BEGIN

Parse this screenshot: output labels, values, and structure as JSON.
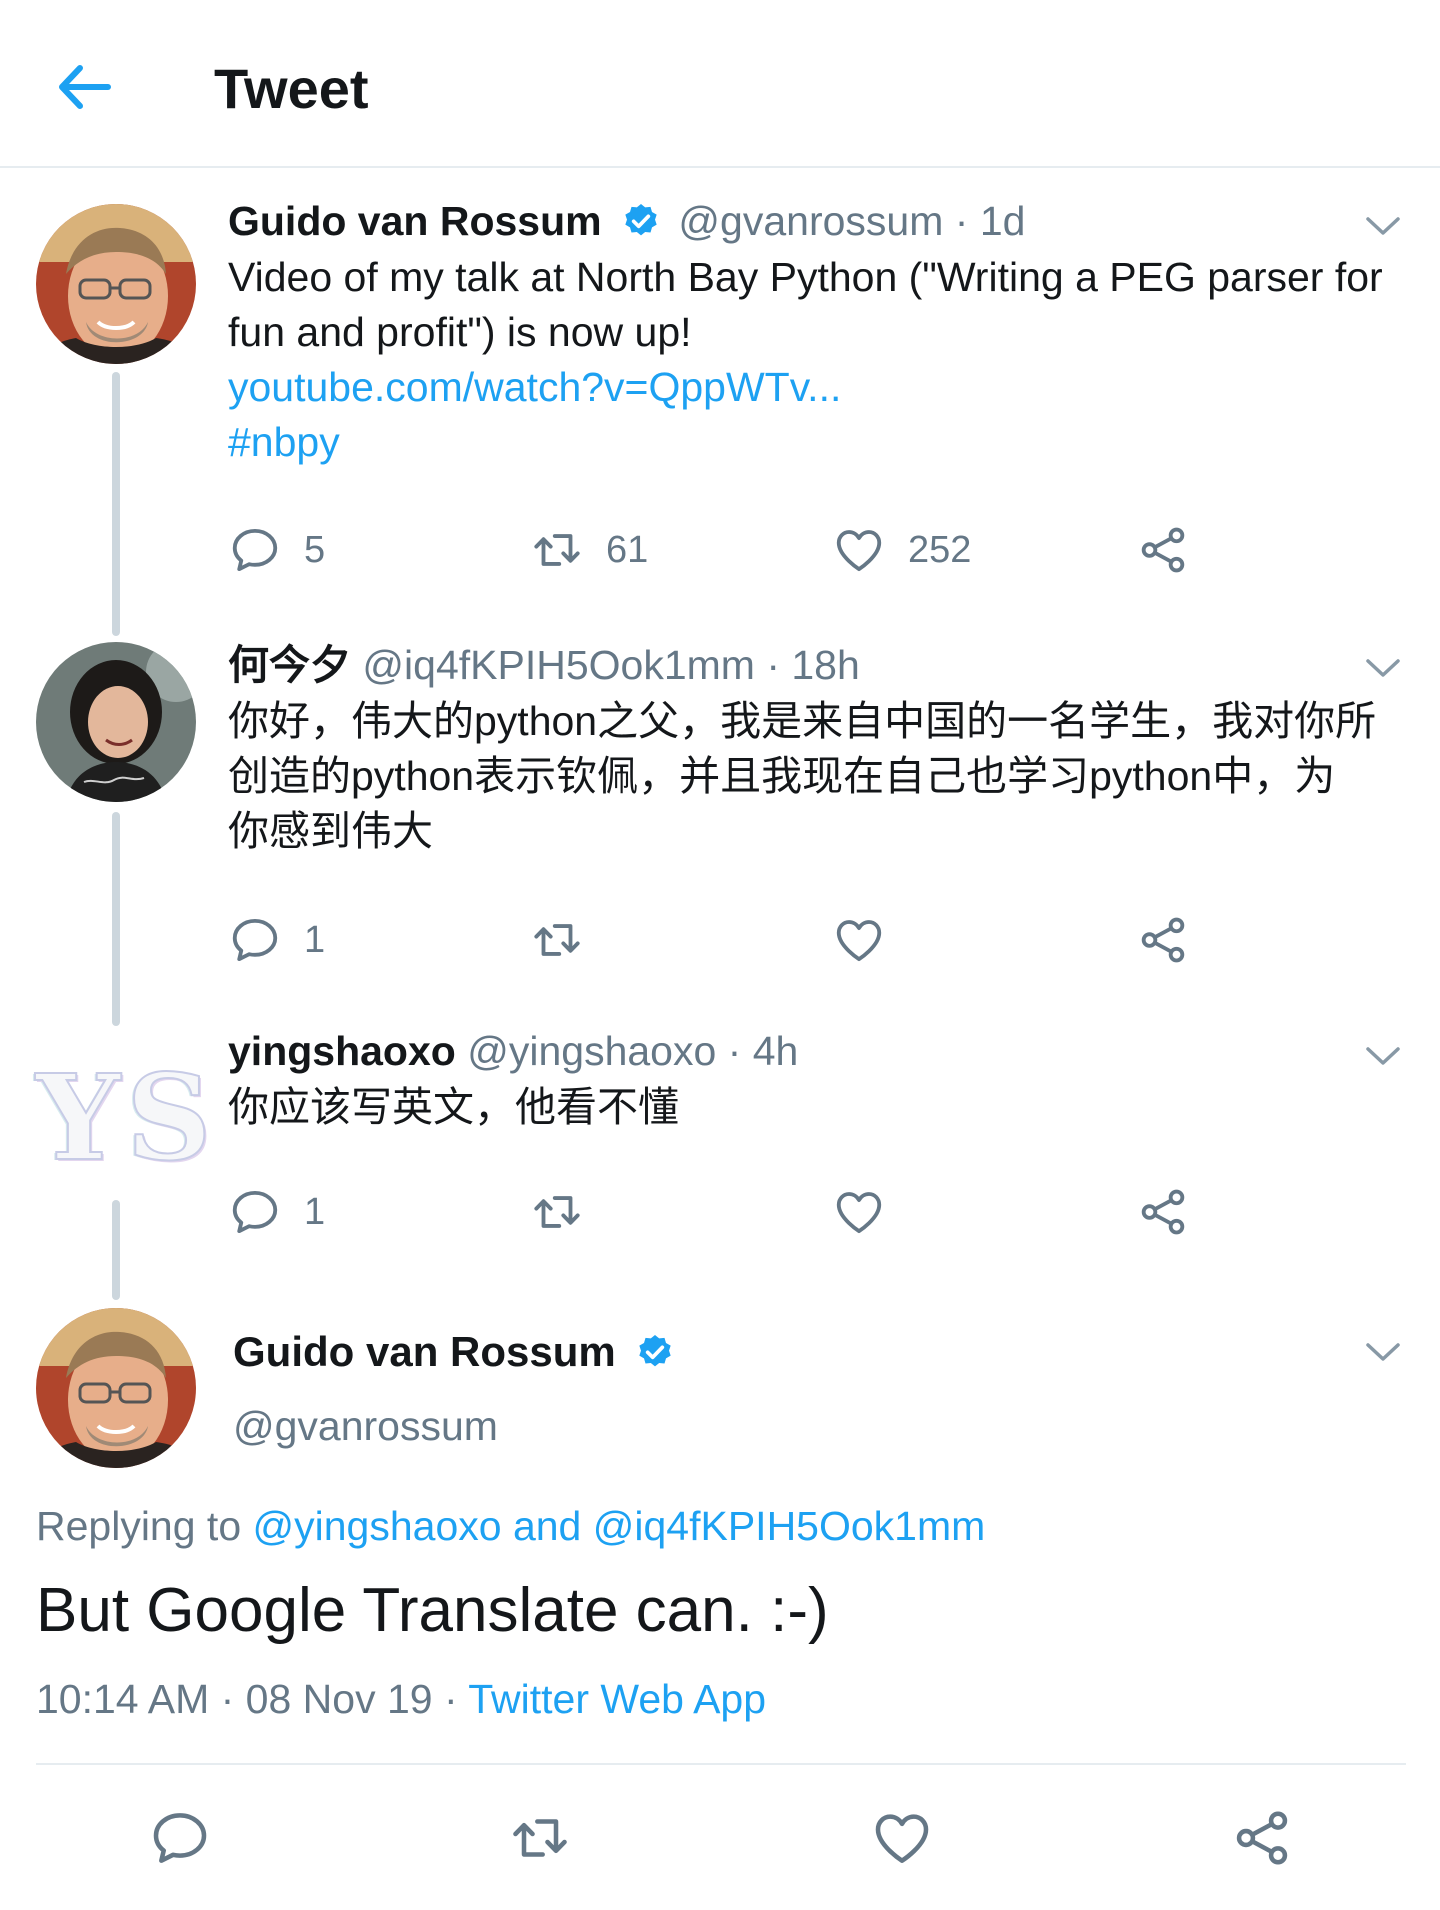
{
  "header": {
    "title": "Tweet"
  },
  "colors": {
    "accent": "#1da1f2",
    "muted": "#657786",
    "text": "#14171a",
    "line": "#ccd6dd"
  },
  "tweets": [
    {
      "name": "Guido van Rossum",
      "verified": true,
      "handle": "@gvanrossum",
      "sep": " · ",
      "time": "1d",
      "text_lines": [
        "Video of my talk at North Bay Python (\"Writing a PEG parser for",
        "fun and profit\") is now up!"
      ],
      "link": "youtube.com/watch?v=QppWTv...",
      "hashtag": "#nbpy",
      "actions": {
        "replies": "5",
        "retweets": "61",
        "likes": "252"
      }
    },
    {
      "name": "何今夕",
      "handle": "@iq4fKPIH5Ook1mm",
      "sep": " · ",
      "time": "18h",
      "text_lines": [
        "你好，伟大的python之父，我是来自中国的一名学生，我对你所",
        "创造的python表示钦佩，并且我现在自己也学习python中，为",
        "你感到伟大"
      ],
      "actions": {
        "replies": "1"
      }
    },
    {
      "name": "yingshaoxo",
      "handle": "@yingshaoxo",
      "sep": " · ",
      "time": "4h",
      "avatar_text": "YS",
      "text_lines": [
        "你应该写英文，他看不懂"
      ],
      "actions": {
        "replies": "1"
      }
    }
  ],
  "main": {
    "name": "Guido van Rossum",
    "handle": "@gvanrossum",
    "replying_prefix": "Replying to ",
    "mention1": "@yingshaoxo",
    "and": " and ",
    "mention2": "@iq4fKPIH5Ook1mm",
    "text": "But Google Translate can. :-)",
    "time": "10:14 AM · 08 Nov 19 · ",
    "source": "Twitter Web App"
  },
  "icons": [
    "back-arrow-icon",
    "verified-icon",
    "chevron-down-icon",
    "reply-icon",
    "retweet-icon",
    "like-icon",
    "share-icon"
  ]
}
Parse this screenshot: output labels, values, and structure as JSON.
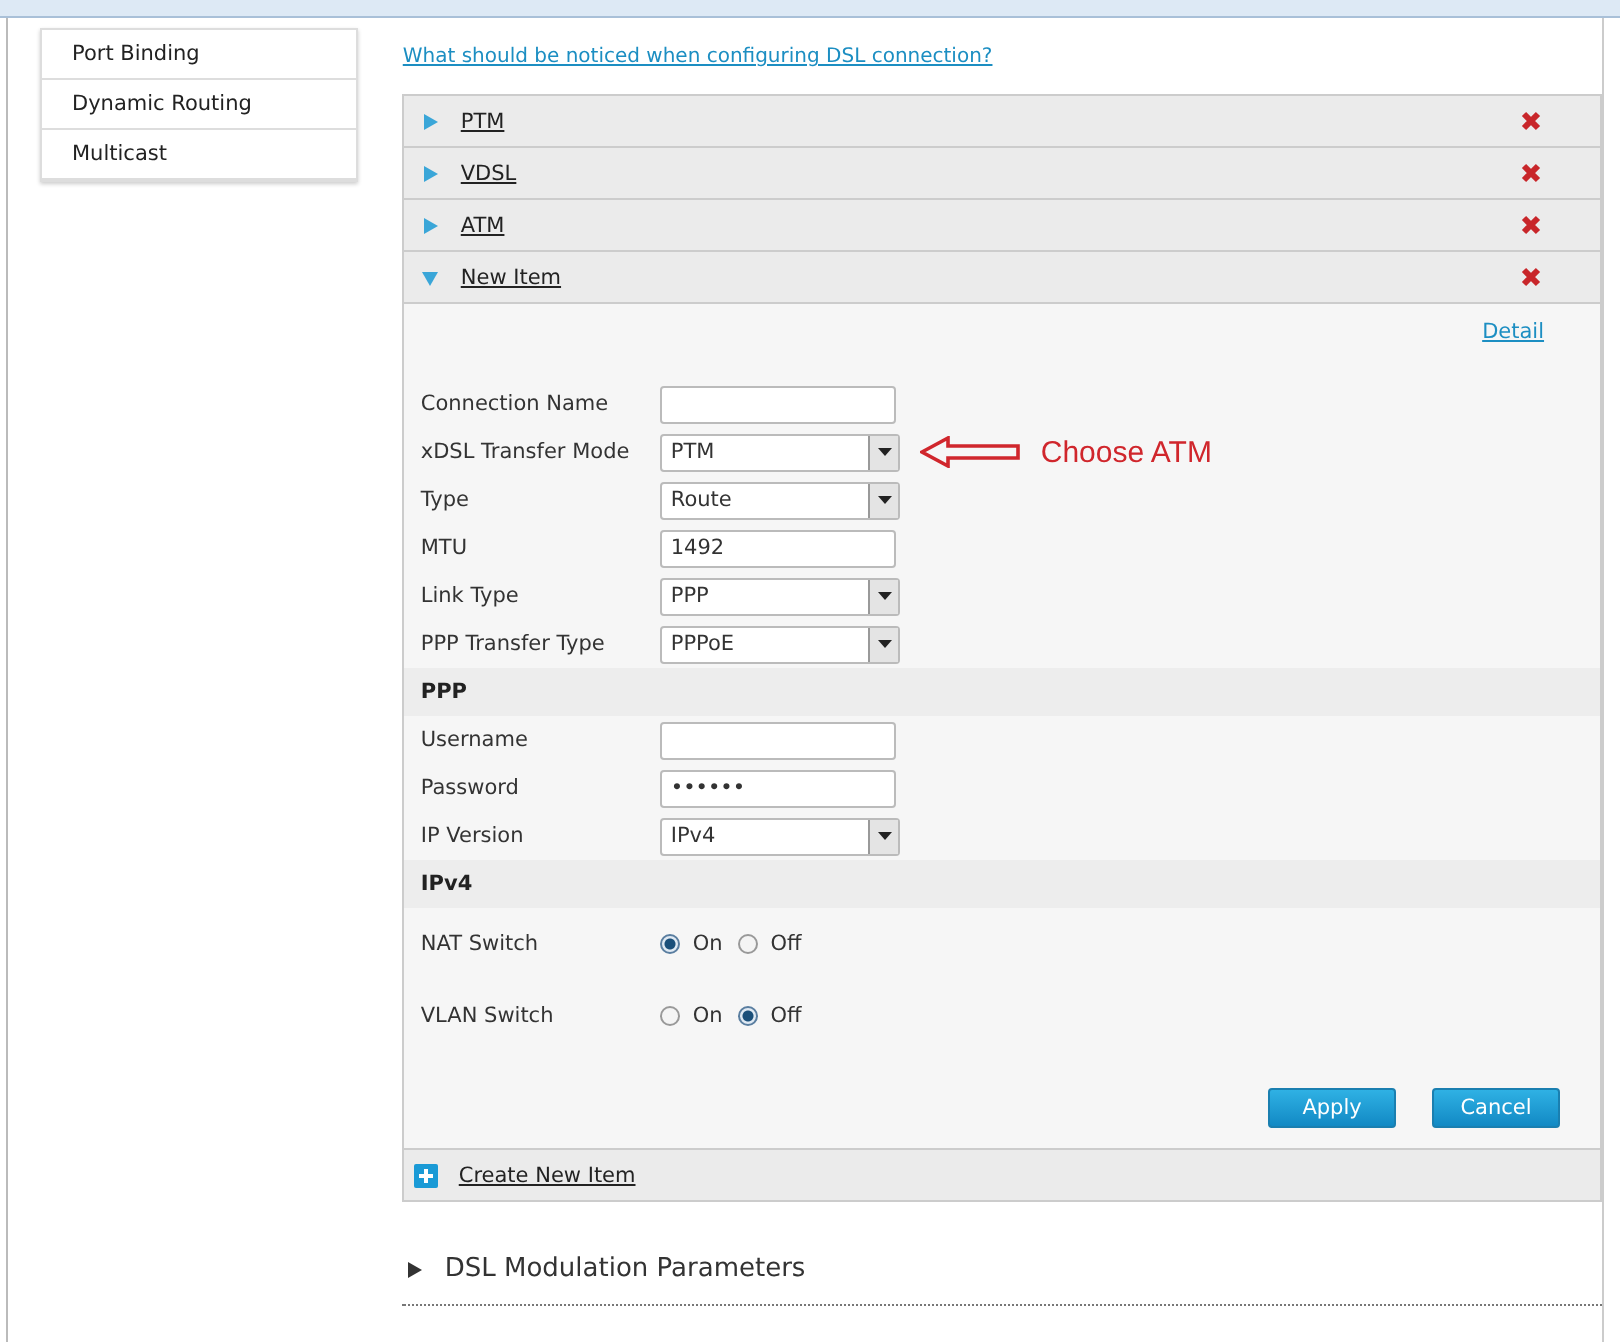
{
  "sidebar": {
    "items": [
      {
        "label": "Port Binding",
        "selected": false
      },
      {
        "label": "Dynamic Routing",
        "selected": false
      },
      {
        "label": "Multicast",
        "selected": false
      }
    ]
  },
  "help_link": "What should be noticed when configuring DSL connection?",
  "connections": [
    {
      "name": "PTM",
      "expanded": false
    },
    {
      "name": "VDSL",
      "expanded": false
    },
    {
      "name": "ATM",
      "expanded": false
    },
    {
      "name": "New Item",
      "expanded": true
    }
  ],
  "detail_link": "Detail",
  "form": {
    "rows": [
      {
        "kind": "text",
        "label": "Connection Name"
      },
      {
        "kind": "select",
        "label": "xDSL Transfer Mode",
        "value": "PTM",
        "annotation": "Choose ATM"
      },
      {
        "kind": "select",
        "label": "Type",
        "value": "Route"
      },
      {
        "kind": "text",
        "label": "MTU",
        "value": "1492"
      },
      {
        "kind": "select",
        "label": "Link Type",
        "value": "PPP"
      },
      {
        "kind": "select",
        "label": "PPP Transfer Type",
        "value": "PPPoE"
      },
      {
        "kind": "section",
        "label": "PPP"
      },
      {
        "kind": "text",
        "label": "Username"
      },
      {
        "kind": "password",
        "label": "Password",
        "value": "••••••"
      },
      {
        "kind": "select",
        "label": "IP Version",
        "value": "IPv4"
      },
      {
        "kind": "section",
        "label": "IPv4"
      },
      {
        "kind": "radio",
        "label": "NAT Switch",
        "options": [
          {
            "label": "On",
            "selected": true
          },
          {
            "label": "Off",
            "selected": false
          }
        ]
      },
      {
        "kind": "radio",
        "label": "VLAN Switch",
        "options": [
          {
            "label": "On",
            "selected": false
          },
          {
            "label": "Off",
            "selected": true
          }
        ]
      }
    ]
  },
  "buttons": [
    "Apply",
    "Cancel"
  ],
  "create_link": "Create New Item",
  "section": {
    "title": "DSL Modulation Parameters",
    "expanded": false
  }
}
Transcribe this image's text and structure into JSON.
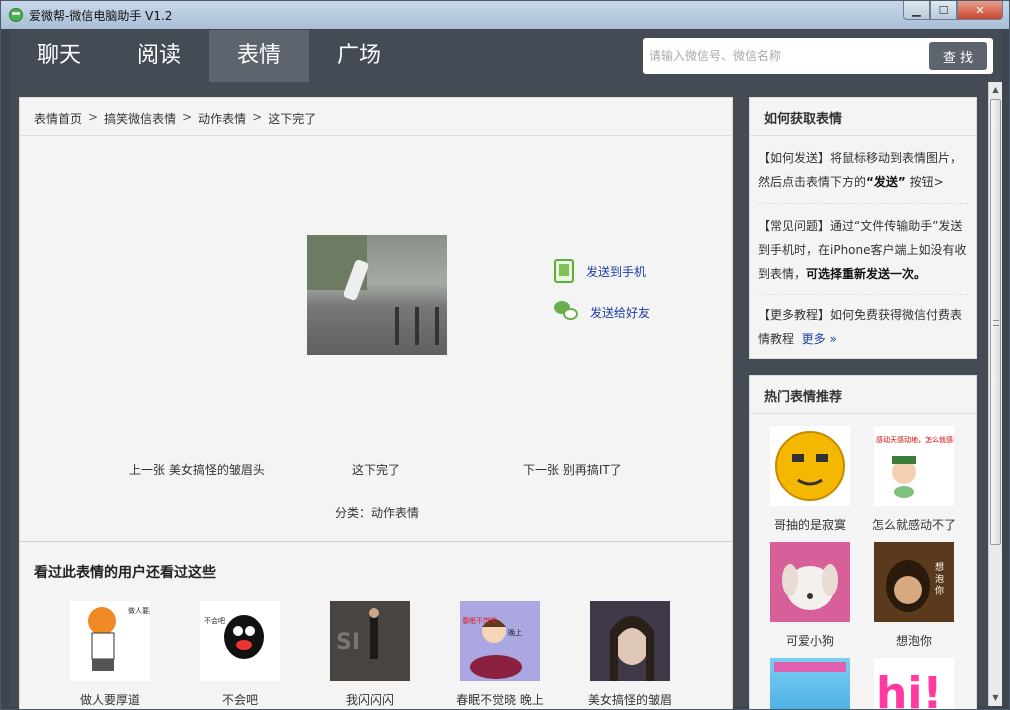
{
  "window": {
    "title": "爱微帮-微信电脑助手 V1.2",
    "min_label": "▁",
    "max_label": "☐",
    "close_label": "✕"
  },
  "nav": {
    "tabs": [
      {
        "label": "聊天"
      },
      {
        "label": "阅读"
      },
      {
        "label": "表情"
      },
      {
        "label": "广场"
      }
    ],
    "active_index": 2
  },
  "search": {
    "placeholder": "请输入微信号、微信名称",
    "button_label": "查 找"
  },
  "breadcrumb": {
    "items": [
      "表情首页",
      "搞笑微信表情",
      "动作表情",
      "这下完了"
    ],
    "separator": ">"
  },
  "detail": {
    "send_phone_label": "发送到手机",
    "send_friend_label": "发送给好友",
    "prev_label": "上一张 美女搞怪的皱眉头",
    "current_label": "这下完了",
    "next_label": "下一张 别再搞IT了",
    "category_label": "分类：动作表情"
  },
  "related": {
    "title": "看过此表情的用户还看过这些",
    "items": [
      {
        "label": "做人要厚道"
      },
      {
        "label": "不会吧"
      },
      {
        "label": "我闪闪闪"
      },
      {
        "label": "春眠不觉晓 晚上"
      },
      {
        "label": "美女搞怪的皱眉"
      }
    ]
  },
  "howto": {
    "title": "如何获取表情",
    "tip1_prefix": "【如何发送】将鼠标移动到表情图片，然后点击表情下方的",
    "tip1_bold": "“发送”",
    "tip1_suffix": "按钮>",
    "tip2_prefix": "【常见问题】通过“文件传输助手”发送到手机时，在iPhone客户端上如没有收到表情，",
    "tip2_bold": "可选择重新发送一次。",
    "tip3_prefix": "【更多教程】如何免费获得微信付费表情教程",
    "tip3_more": "更多 »"
  },
  "hot": {
    "title": "热门表情推荐",
    "items": [
      {
        "label": "哥抽的是寂寞"
      },
      {
        "label": "怎么就感动不了"
      },
      {
        "label": "可爱小狗"
      },
      {
        "label": "想泡你"
      }
    ],
    "img_text_2": "感动天感动地，怎么就感动不了你!",
    "img_text_4": "想 泡 你",
    "img_text_6": "hi!"
  },
  "related_img_text": {
    "r1": "做人要厚道",
    "r2": "不会吧",
    "r4": "春眠不觉晓",
    "r4_bubble": "晚上"
  },
  "colors": {
    "nav_bg": "#454b55",
    "nav_active": "#5d646e",
    "link": "#1e3ea6",
    "accent_green": "#6ab04c"
  },
  "scrollbar": {
    "up": "▲",
    "down": "▼"
  }
}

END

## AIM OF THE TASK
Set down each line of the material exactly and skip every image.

## EXERCISE RESPONSE
Parse this screenshot: output labels, values, and structure as JSON.
{
  "header": {
    "title": "Tweet"
  },
  "colors": {
    "accent": "#1da1f2",
    "muted": "#657786",
    "text": "#14171a",
    "line": "#ccd6dd"
  },
  "tweets": [
    {
      "name": "Guido van Rossum",
      "verified": true,
      "handle": "@gvanrossum",
      "sep": " · ",
      "time": "1d",
      "text_lines": [
        "Video of my talk at North Bay Python (\"Writing a PEG parser for",
        "fun and profit\") is now up!"
      ],
      "link": "youtube.com/watch?v=QppWTv...",
      "hashtag": "#nbpy",
      "actions": {
        "replies": "5",
        "retweets": "61",
        "likes": "252"
      }
    },
    {
      "name": "何今夕",
      "handle": "@iq4fKPIH5Ook1mm",
      "sep": " · ",
      "time": "18h",
      "text_lines": [
        "你好，伟大的python之父，我是来自中国的一名学生，我对你所",
        "创造的python表示钦佩，并且我现在自己也学习python中，为",
        "你感到伟大"
      ],
      "actions": {
        "replies": "1"
      }
    },
    {
      "name": "yingshaoxo",
      "handle": "@yingshaoxo",
      "sep": " · ",
      "time": "4h",
      "avatar_text": "YS",
      "text_lines": [
        "你应该写英文，他看不懂"
      ],
      "actions": {
        "replies": "1"
      }
    }
  ],
  "main": {
    "name": "Guido van Rossum",
    "handle": "@gvanrossum",
    "replying_prefix": "Replying to ",
    "mention1": "@yingshaoxo",
    "and": " and ",
    "mention2": "@iq4fKPIH5Ook1mm",
    "text": "But Google Translate can. :-)",
    "time": "10:14 AM · 08 Nov 19 · ",
    "source": "Twitter Web App"
  },
  "icons": [
    "back-arrow-icon",
    "verified-icon",
    "chevron-down-icon",
    "reply-icon",
    "retweet-icon",
    "like-icon",
    "share-icon"
  ]
}
Parse this screenshot: output labels, values, and structure as JSON.
{
  "sidebar": {
    "items": [
      {
        "label": "Port Binding",
        "selected": false
      },
      {
        "label": "Dynamic Routing",
        "selected": false
      },
      {
        "label": "Multicast",
        "selected": false
      }
    ]
  },
  "help_link": "What should be noticed when configuring DSL connection?",
  "connections": [
    {
      "name": "PTM",
      "expanded": false
    },
    {
      "name": "VDSL",
      "expanded": false
    },
    {
      "name": "ATM",
      "expanded": false
    },
    {
      "name": "New Item",
      "expanded": true
    }
  ],
  "detail_link": "Detail",
  "form": {
    "rows": [
      {
        "kind": "text",
        "label": "Connection Name"
      },
      {
        "kind": "select",
        "label": "xDSL Transfer Mode",
        "value": "PTM",
        "annotation": "Choose ATM"
      },
      {
        "kind": "select",
        "label": "Type",
        "value": "Route"
      },
      {
        "kind": "text",
        "label": "MTU",
        "value": "1492"
      },
      {
        "kind": "select",
        "label": "Link Type",
        "value": "PPP"
      },
      {
        "kind": "select",
        "label": "PPP Transfer Type",
        "value": "PPPoE"
      },
      {
        "kind": "section",
        "label": "PPP"
      },
      {
        "kind": "text",
        "label": "Username"
      },
      {
        "kind": "password",
        "label": "Password",
        "value": "••••••"
      },
      {
        "kind": "select",
        "label": "IP Version",
        "value": "IPv4"
      },
      {
        "kind": "section",
        "label": "IPv4"
      },
      {
        "kind": "radio",
        "label": "NAT Switch",
        "options": [
          {
            "label": "On",
            "selected": true
          },
          {
            "label": "Off",
            "selected": false
          }
        ]
      },
      {
        "kind": "radio",
        "label": "VLAN Switch",
        "options": [
          {
            "label": "On",
            "selected": false
          },
          {
            "label": "Off",
            "selected": true
          }
        ]
      }
    ]
  },
  "buttons": [
    "Apply",
    "Cancel"
  ],
  "create_link": "Create New Item",
  "section": {
    "title": "DSL Modulation Parameters",
    "expanded": false
  }
}
Transcribe this image's text and structure into JSON.
{
  "window": {
    "title": "爱微帮-微信电脑助手 V1.2",
    "min_label": "▁",
    "max_label": "☐",
    "close_label": "✕"
  },
  "nav": {
    "tabs": [
      {
        "label": "聊天"
      },
      {
        "label": "阅读"
      },
      {
        "label": "表情"
      },
      {
        "label": "广场"
      }
    ],
    "active_index": 2
  },
  "search": {
    "placeholder": "请输入微信号、微信名称",
    "button_label": "查 找"
  },
  "breadcrumb": {
    "items": [
      "表情首页",
      "搞笑微信表情",
      "动作表情",
      "这下完了"
    ],
    "separator": ">"
  },
  "detail": {
    "send_phone_label": "发送到手机",
    "send_friend_label": "发送给好友",
    "prev_label": "上一张 美女搞怪的皱眉头",
    "current_label": "这下完了",
    "next_label": "下一张 别再搞IT了",
    "category_label": "分类：动作表情"
  },
  "related": {
    "title": "看过此表情的用户还看过这些",
    "items": [
      {
        "label": "做人要厚道"
      },
      {
        "label": "不会吧"
      },
      {
        "label": "我闪闪闪"
      },
      {
        "label": "春眠不觉晓 晚上"
      },
      {
        "label": "美女搞怪的皱眉"
      }
    ]
  },
  "howto": {
    "title": "如何获取表情",
    "tip1_prefix": "【如何发送】将鼠标移动到表情图片，然后点击表情下方的",
    "tip1_bold": "“发送”",
    "tip1_suffix": "按钮>",
    "tip2_prefix": "【常见问题】通过“文件传输助手”发送到手机时，在iPhone客户端上如没有收到表情，",
    "tip2_bold": "可选择重新发送一次。",
    "tip3_prefix": "【更多教程】如何免费获得微信付费表情教程",
    "tip3_more": "更多 »"
  },
  "hot": {
    "title": "热门表情推荐",
    "items": [
      {
        "label": "哥抽的是寂寞"
      },
      {
        "label": "怎么就感动不了"
      },
      {
        "label": "可爱小狗"
      },
      {
        "label": "想泡你"
      }
    ],
    "img_text_2": "感动天感动地，怎么就感动不了你!",
    "img_text_4": "想 泡 你",
    "img_text_6": "hi!"
  },
  "related_img_text": {
    "r1": "做人要厚道",
    "r2": "不会吧",
    "r4": "春眠不觉晓",
    "r4_bubble": "晚上"
  },
  "colors": {
    "nav_bg": "#454b55",
    "nav_active": "#5d646e",
    "link": "#1e3ea6",
    "accent_green": "#6ab04c"
  },
  "scrollbar": {
    "up": "▲",
    "down": "▼"
  }
}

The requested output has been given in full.